_About this exercise_:
Each line of the records that holds "IMPRESSUM" should be shown in full.

+++

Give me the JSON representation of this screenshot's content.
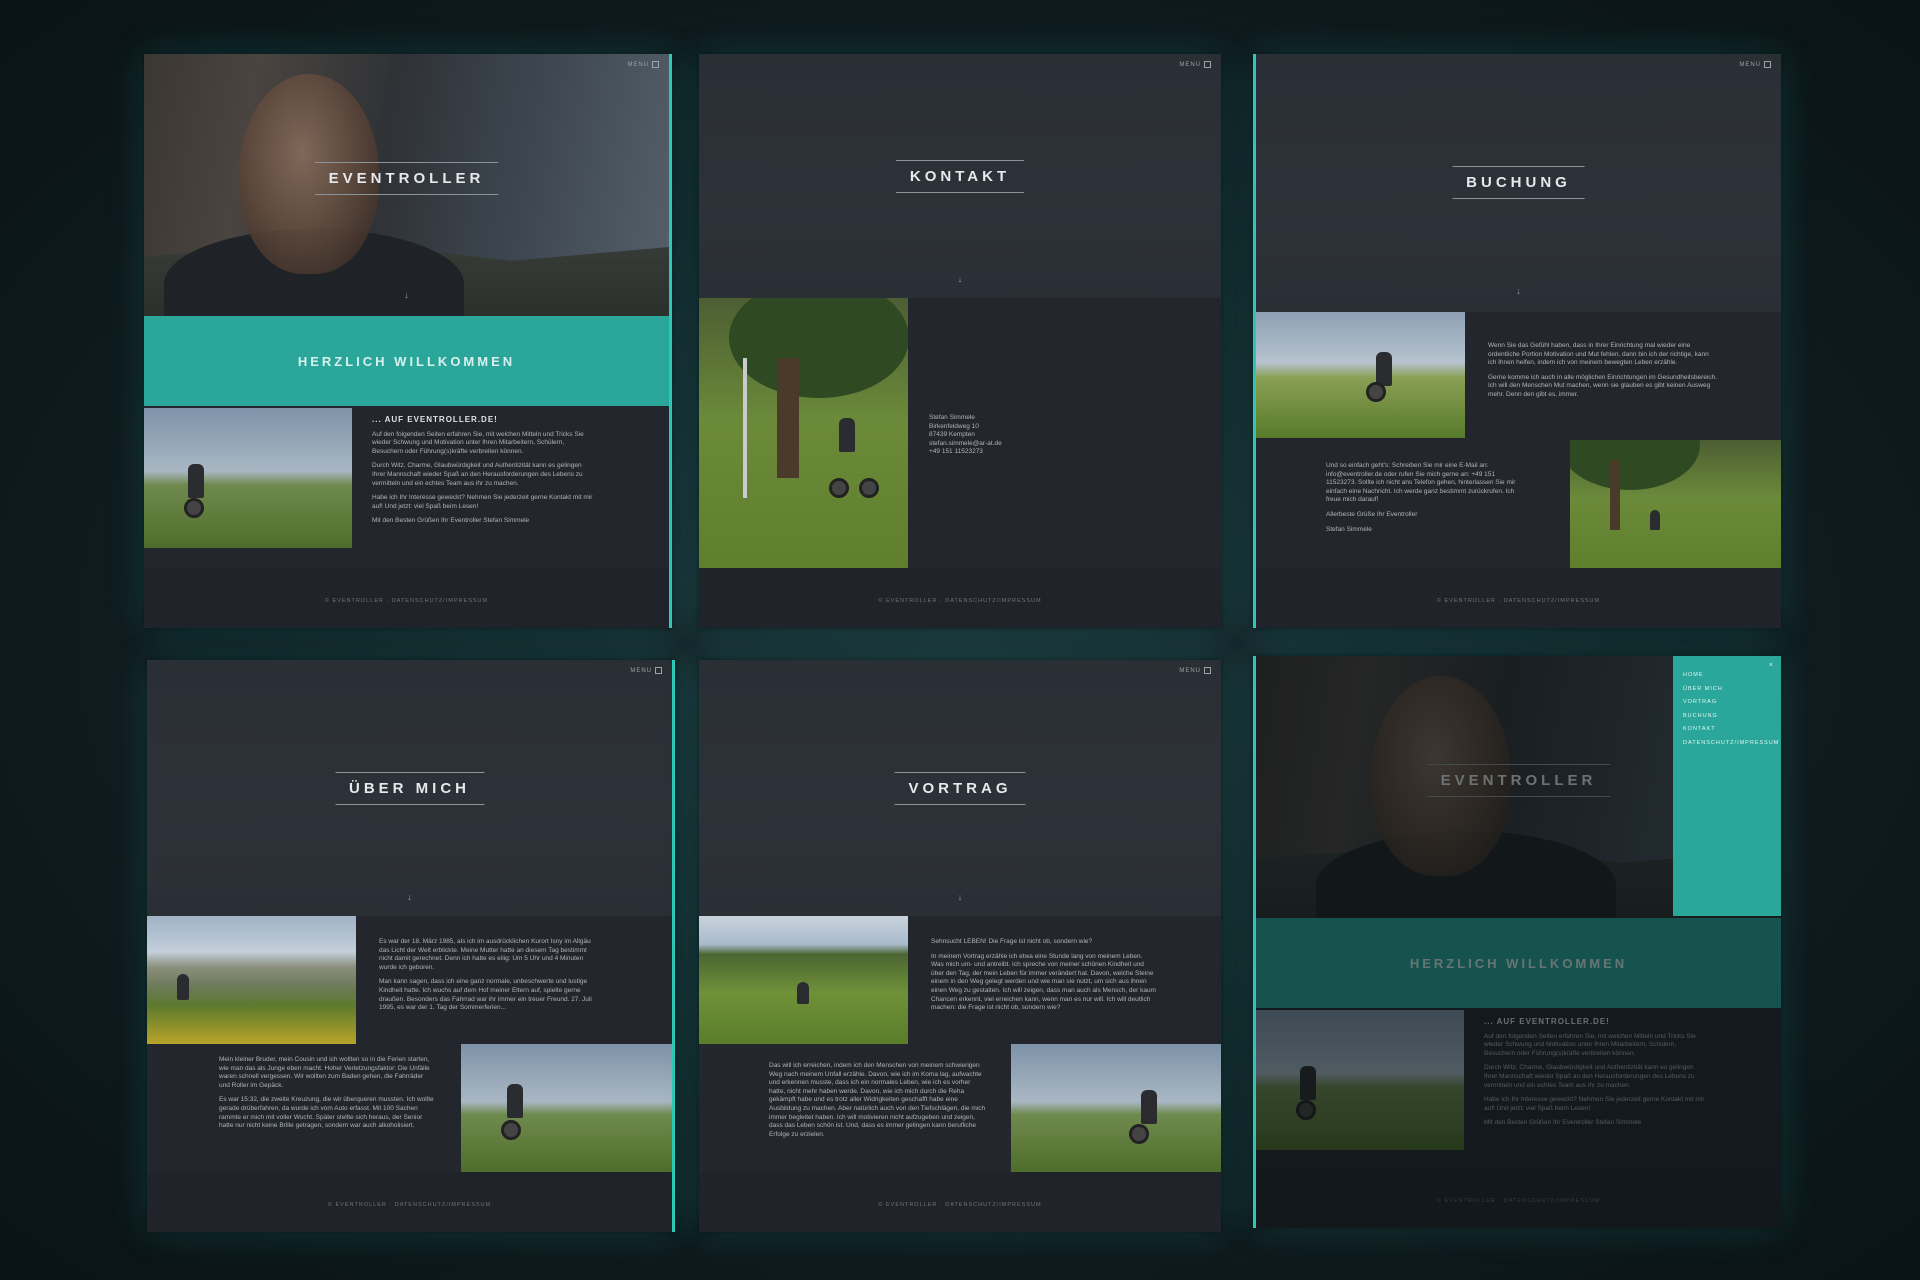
{
  "common": {
    "menu_label": "MENU",
    "footer_text": "© EVENTROLLER  ·  DATENSCHUTZ/IMPRESSUM"
  },
  "home": {
    "title": "EVENTROLLER",
    "welcome": "HERZLICH WILLKOMMEN",
    "intro_heading": "... AUF EVENTROLLER.DE!",
    "intro_p1": "Auf den folgenden Seiten erfahren Sie, mit welchen Mitteln und Tricks Sie wieder Schwung und Motivation unter Ihren Mitarbeitern, Schülern, Besuchern oder Führung(s)kräfte verbreiten können.",
    "intro_p2": "Durch Witz, Charme, Glaubwürdigkeit und Authentizität kann es gelingen Ihrer Mannschaft wieder Spaß an den Herausforderungen des Lebens zu vermitteln und ein echtes Team aus ihr zu machen.",
    "intro_p3": "Habe ich Ihr Interesse geweckt? Nehmen Sie jederzeit gerne Kontakt mit mir auf! Und jetzt: viel Spaß beim Lesen!",
    "intro_p4": "Mit den Besten Grüßen Ihr Eventroller Stefan Simmele"
  },
  "kontakt": {
    "title": "KONTAKT",
    "address_name": "Stefan Simmele",
    "address_street": "Birkenfeldweg 10",
    "address_city": "87439 Kempten",
    "address_email": "stefan.simmele@ar-at.de",
    "address_phone": "+49 151 11523273"
  },
  "buchung": {
    "title": "BUCHUNG",
    "p1": "Wenn Sie das Gefühl haben, dass in Ihrer Einrichtung mal wieder eine ordentliche Portion Motivation und Mut fehlen, dann bin ich der richtige, kann ich Ihnen helfen, indem ich von meinem bewegten Leben erzähle.",
    "p2": "Gerne komme ich auch in alle möglichen Einrichtungen im Gesundheitsbereich. Ich will den Menschen Mut machen, wenn sie glauben es gibt keinen Ausweg mehr. Denn den gibt es, immer.",
    "p3": "Und so einfach geht's: Schreiben Sie mir eine E-Mail an: info@eventroller.de oder rufen Sie mich gerne an: +49 151 11523273. Sollte ich nicht ans Telefon gehen, hinterlassen Sie mir einfach eine Nachricht. Ich werde ganz bestimmt zurückrufen. Ich freue mich darauf!",
    "p4": "Allerbeste Grüße Ihr Eventroller",
    "p5": "Stefan Simmele"
  },
  "ueber": {
    "title": "ÜBER MICH",
    "p1": "Es war der 18. März 1985, als ich im ausdrücklichen Kurort Isny im Allgäu das Licht der Welt erblickte. Meine Mutter hatte an diesem Tag bestimmt nicht damit gerechnet. Denn ich hatte es eilig: Um 5 Uhr und 4 Minuten wurde ich geboren.",
    "p2": "Man kann sagen, dass ich eine ganz normale, unbeschwerte und lustige Kindheit hatte. Ich wuchs auf dem Hof meiner Eltern auf, spielte gerne draußen. Besonders das Fahrrad war ihr immer ein treuer Freund. 27. Juli 1995, es war der 1. Tag der Sommerferien...",
    "p3": "Mein kleiner Bruder, mein Cousin und ich wollten so in die Ferien starten, wie man das als Junge eben macht. Hoher Verletzungsfaktor: Die Unfälle waren schnell vergessen. Wir wollten zum Baden gehen, die Fahrräder und Roller im Gepäck.",
    "p4": "Es war 15:32, die zweite Kreuzung, die wir überqueren mussten. Ich wollte gerade drüberfahren, da wurde ich vom Auto erfasst. Mit 100 Sachen rammte er mich mit voller Wucht. Später stellte sich heraus, der Senior hatte nur nicht keine Brille getragen, sondern war auch alkoholisiert."
  },
  "vortrag": {
    "title": "VORTRAG",
    "p1": "Sehnsucht LEBEN! Die Frage ist nicht ob, sondern wie?",
    "p2": "In meinem Vortrag erzähle ich etwa eine Stunde lang von meinem Leben. Was mich um- und antreibt. Ich spreche von meiner schönen Kindheit und über den Tag, der mein Leben für immer verändert hat. Davon, welche Steine einem in den Weg gelegt werden und wie man sie nutzt, um sich aus ihnen einen Weg zu gestalten. Ich will zeigen, dass man auch als Mensch, der kaum Chancen erkennt, viel erreichen kann, wenn man es nur will. Ich will deutlich machen: die Frage ist nicht ob, sondern wie?",
    "p3": "Das will ich erreichen, indem ich den Menschen von meinem schwierigen Weg nach meinem Unfall erzähle. Davon, wie ich im Koma lag, aufwachte und erkennen musste, dass ich ein normales Leben, wie ich es vorher hatte, nicht mehr haben werde. Davon, wie ich mich durch die Reha gekämpft habe und es trotz aller Widrigkeiten geschafft habe eine Ausbildung zu machen. Aber natürlich auch von den Tiefschlägen, die mich immer begleitet haben. Ich will motivieren nicht aufzugeben und zeigen, dass das Leben schön ist. Und, dass es immer gelingen kann berufliche Erfolge zu erzielen."
  },
  "menu_overlay": {
    "close": "×",
    "items": [
      "HOME",
      "ÜBER MICH",
      "VORTRAG",
      "BUCHUNG",
      "KONTAKT",
      "DATENSCHUTZ/IMPRESSUM"
    ]
  }
}
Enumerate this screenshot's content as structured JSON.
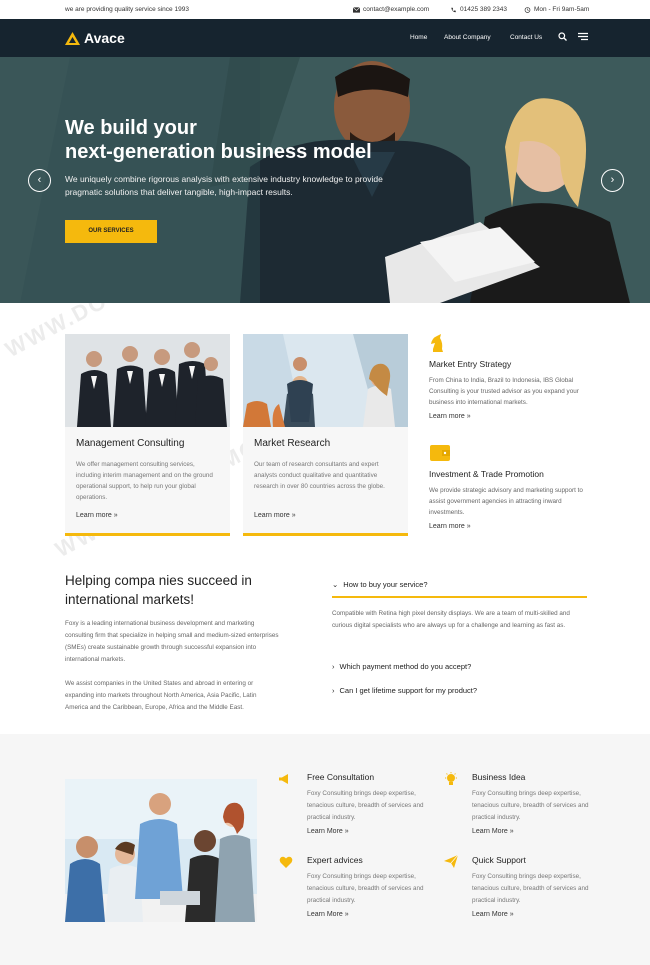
{
  "topbar": {
    "tagline": "we are providing quality service since 1993",
    "email": "contact@example.com",
    "phone": "01425 389 2343",
    "hours": "Mon - Fri 9am-5am"
  },
  "header": {
    "brand": "Avace",
    "nav": [
      "Home",
      "About Company",
      "Contact Us"
    ]
  },
  "hero": {
    "title_line1": "We build your",
    "title_line2": "next-generation business model",
    "subtitle": "We uniquely combine rigorous analysis with extensive industry knowledge to provide pragmatic solutions that deliver tangible, high-impact results.",
    "button": "OUR SERVICES",
    "prev": "‹",
    "next": "›"
  },
  "services": {
    "cards": [
      {
        "title": "Management Consulting",
        "text": "We offer management consulting services, including interim management and on the ground operational support, to help run your global operations.",
        "more": "Learn more"
      },
      {
        "title": "Market Research",
        "text": "Our team of research consultants and expert analysts conduct qualitative and quantitative research in over 80 countries across the globe.",
        "more": "Learn more"
      }
    ],
    "side": [
      {
        "title": "Market Entry Strategy",
        "text": "From China to India, Brazil to Indonesia, IBS Global Consulting is your trusted advisor as you expand your business into international markets.",
        "more": "Learn more"
      },
      {
        "title": "Investment & Trade Promotion",
        "text": "We provide strategic advisory and marketing support to assist government agencies in attracting inward investments.",
        "more": "Learn more"
      }
    ]
  },
  "about": {
    "heading": "Helping compa nies succeed in international markets!",
    "para1": "Foxy is a leading international business development and marketing consulting firm that specialize in helping small and medium-sized enterprises (SMEs) create sustainable growth through successful expansion into international markets.",
    "para2": "We assist companies in the United States and abroad in entering or expanding into markets throughout North America, Asia Pacific, Latin America and the Caribbean, Europe, Africa and the Middle East."
  },
  "faq": {
    "items": [
      {
        "q": "How to buy your service?",
        "a": "Compatible with Retina high pixel density displays. We are a team of multi-skilled and curious digital specialists who are always up for a challenge and learning as fast as."
      },
      {
        "q": "Which payment method do you accept?"
      },
      {
        "q": "Can I get lifetime support for my product?"
      }
    ]
  },
  "features": [
    {
      "title": "Free Consultation",
      "text": "Foxy Consulting brings deep expertise, tenacious culture, breadth of services and practical industry.",
      "more": "Learn More"
    },
    {
      "title": "Business Idea",
      "text": "Foxy Consulting brings deep expertise, tenacious culture, breadth of services and practical industry.",
      "more": "Learn More"
    },
    {
      "title": "Expert advices",
      "text": "Foxy Consulting brings deep expertise, tenacious culture, breadth of services and practical industry.",
      "more": "Learn More"
    },
    {
      "title": "Quick Support",
      "text": "Foxy Consulting brings deep expertise, tenacious culture, breadth of services and practical industry.",
      "more": "Learn More"
    }
  ],
  "watermark": "WWW.DOWNDEMO.COM",
  "colors": {
    "accent": "#f5b90d",
    "header": "#16242f"
  }
}
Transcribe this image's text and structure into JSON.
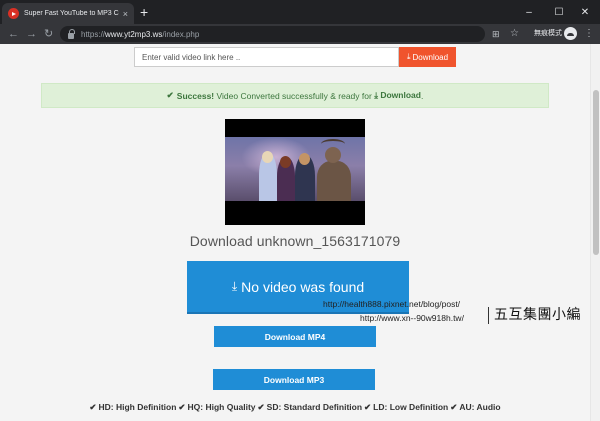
{
  "browser": {
    "tab_title": "Super Fast YouTube to MP3 Co",
    "tab_close": "×",
    "new_tab": "+",
    "url_prefix": "https://",
    "url_host": "www.yt2mp3.ws",
    "url_path": "/index.php",
    "profile_label": "無痕模式",
    "window_controls": {
      "minimize": "–",
      "maximize": "☐",
      "close": "✕"
    },
    "nav": {
      "back": "←",
      "forward": "→",
      "reload": "↻"
    },
    "toolbar_icons": {
      "translate": "⊞",
      "bookmark": "☆",
      "menu": "⋮"
    }
  },
  "search": {
    "placeholder": "Enter valid video link here ..",
    "button_label": "Download",
    "button_icon": "⤓"
  },
  "alert": {
    "check": "✔",
    "strong": "Success!",
    "text": "Video Converted successfully & ready for",
    "icon": "⤓",
    "link": "Download",
    "end": ".",
    "color": "#3c763d"
  },
  "video": {
    "title": "Download unknown_1563171079",
    "main_button_icon": "⤓",
    "main_button": "No video was found",
    "mp4_button": "Download MP4",
    "mp3_button": "Download MP3",
    "accent": "#1f8dd6"
  },
  "watermark": {
    "line1": "http://health888.pixnet.net/blog/post/",
    "line2": "http://www.xn--90w918h.tw/",
    "name": "五互集團小編"
  },
  "legend": {
    "check": "✔",
    "items": [
      "HD: High Definition",
      "HQ: High Quality",
      "SD: Standard Definition",
      "LD: Low Definition",
      "AU: Audio"
    ]
  }
}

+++

_Output for this exercise_:
    "footer_text": "© EVENTROLLER  ·  DATENSCHUTZ/IMPRESSUM"
      "DATENSCHUTZ/IMPRESSUM"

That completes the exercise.